“When I think of my life, I feel fortunate that I’ve been able to accomplish some really cool things,” he said. “But I won’t ever put my feet up and say that I’ve arrived. I’m always looking ahead to the next challenge.”
For Mayes, that may mean accomplishing one of the many items on his ‘life’s to-do’ list, which includes running a marathon every year until he turns 80.
Mayes ran his first marathon in 1987, with little training and no experience. “It was just one of those things on my to-do list,” he explained. “After the marathon, I crossed it off the list and moved on to other things. About 10 years passed before I started wondering if I trained harder and used better judgment about nutrition that I could do better.”
So 10 years after running the first marathon, Mayes trained for and ran a second, improving on his initial time.

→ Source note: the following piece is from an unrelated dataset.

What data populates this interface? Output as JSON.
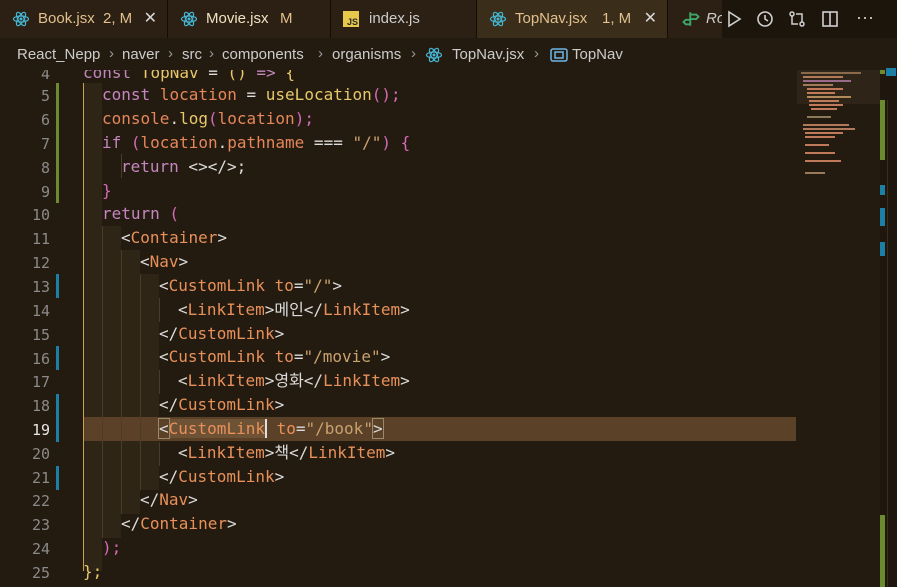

Since then, he has competed in 13 events, including three Boston Marathons.
In 2001, when a hamstring injury sidelined him from running, he decided to cross train on bicycles. “Then I realized that if I could swim, too, I could do a sprint triathlon,” he said. “When I started, I swam a quarter mile and almost drowned. I started to hyperventilate. But rather than give up, I decided, ‘I can do better.’”
And he did. The following year, Mayes competed in a half Ironman triathlon. By 2005, he had trained well enough to compete in a full Ironman competition — swimming 2.4 miles, biking 112 miles and running 26.2 miles. “I really like the challenge of it, the discipline that it takes, so I plan to compete in more of them,” he said.
“I’ve set some hard goals for myself and accomplished many of them, in business and athletics,” he said. “For me, I have to set hard goals or they just don’t count. I don’t strive for perfection, I just want to look back on my life and be able to say that I did my best.”